=== Aim of the task ===
Return every record exactly. Omit nothing.

-=-=-=-=-

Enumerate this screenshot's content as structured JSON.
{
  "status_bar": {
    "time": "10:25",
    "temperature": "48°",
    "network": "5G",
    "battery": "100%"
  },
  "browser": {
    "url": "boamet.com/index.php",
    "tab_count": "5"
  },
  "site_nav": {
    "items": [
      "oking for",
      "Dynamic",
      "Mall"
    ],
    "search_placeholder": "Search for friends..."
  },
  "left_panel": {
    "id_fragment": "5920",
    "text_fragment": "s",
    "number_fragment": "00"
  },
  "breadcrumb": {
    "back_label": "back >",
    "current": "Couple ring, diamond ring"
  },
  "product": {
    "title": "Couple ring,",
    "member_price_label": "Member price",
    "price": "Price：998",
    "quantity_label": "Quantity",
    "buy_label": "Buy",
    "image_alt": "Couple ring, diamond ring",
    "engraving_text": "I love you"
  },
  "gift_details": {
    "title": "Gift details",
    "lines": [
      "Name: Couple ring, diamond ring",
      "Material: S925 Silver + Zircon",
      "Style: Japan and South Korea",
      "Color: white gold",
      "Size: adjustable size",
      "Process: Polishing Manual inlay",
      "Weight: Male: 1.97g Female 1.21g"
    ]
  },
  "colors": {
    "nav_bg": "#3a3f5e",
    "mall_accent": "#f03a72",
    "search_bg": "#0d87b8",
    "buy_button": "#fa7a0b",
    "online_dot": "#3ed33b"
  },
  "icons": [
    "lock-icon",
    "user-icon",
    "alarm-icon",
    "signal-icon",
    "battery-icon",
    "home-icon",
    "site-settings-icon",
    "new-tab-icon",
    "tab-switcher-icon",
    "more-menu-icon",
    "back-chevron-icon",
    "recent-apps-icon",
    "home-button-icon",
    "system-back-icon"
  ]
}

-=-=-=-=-

=== Solution to this exercise ===
Enumerate this screenshot's content as structured JSON.
{
  "status_bar": {
    "time": "10:25",
    "temperature": "48°",
    "network": "5G",
    "battery": "100%"
  },
  "browser": {
    "url": "boamet.com/index.php",
    "tab_count": "5"
  },
  "site_nav": {
    "items": [
      "oking for",
      "Dynamic",
      "Mall"
    ],
    "search_placeholder": "Search for friends..."
  },
  "left_panel": {
    "id_fragment": "5920",
    "text_fragment": "s",
    "number_fragment": "00"
  },
  "breadcrumb": {
    "back_label": "back >",
    "current": "Couple ring, diamond ring"
  },
  "product": {
    "title": "Couple ring,",
    "member_price_label": "Member price",
    "price": "Price：998",
    "quantity_label": "Quantity",
    "buy_label": "Buy",
    "image_alt": "Couple ring, diamond ring",
    "engraving_text": "I love you"
  },
  "gift_details": {
    "title": "Gift details",
    "lines": [
      "Name: Couple ring, diamond ring",
      "Material: S925 Silver + Zircon",
      "Style: Japan and South Korea",
      "Color: white gold",
      "Size: adjustable size",
      "Process: Polishing Manual inlay",
      "Weight: Male: 1.97g Female 1.21g"
    ]
  },
  "colors": {
    "nav_bg": "#3a3f5e",
    "mall_accent": "#f03a72",
    "search_bg": "#0d87b8",
    "buy_button": "#fa7a0b",
    "online_dot": "#3ed33b"
  },
  "icons": [
    "lock-icon",
    "user-icon",
    "alarm-icon",
    "signal-icon",
    "battery-icon",
    "home-icon",
    "site-settings-icon",
    "new-tab-icon",
    "tab-switcher-icon",
    "more-menu-icon",
    "back-chevron-icon",
    "recent-apps-icon",
    "home-button-icon",
    "system-back-icon"
  ]
}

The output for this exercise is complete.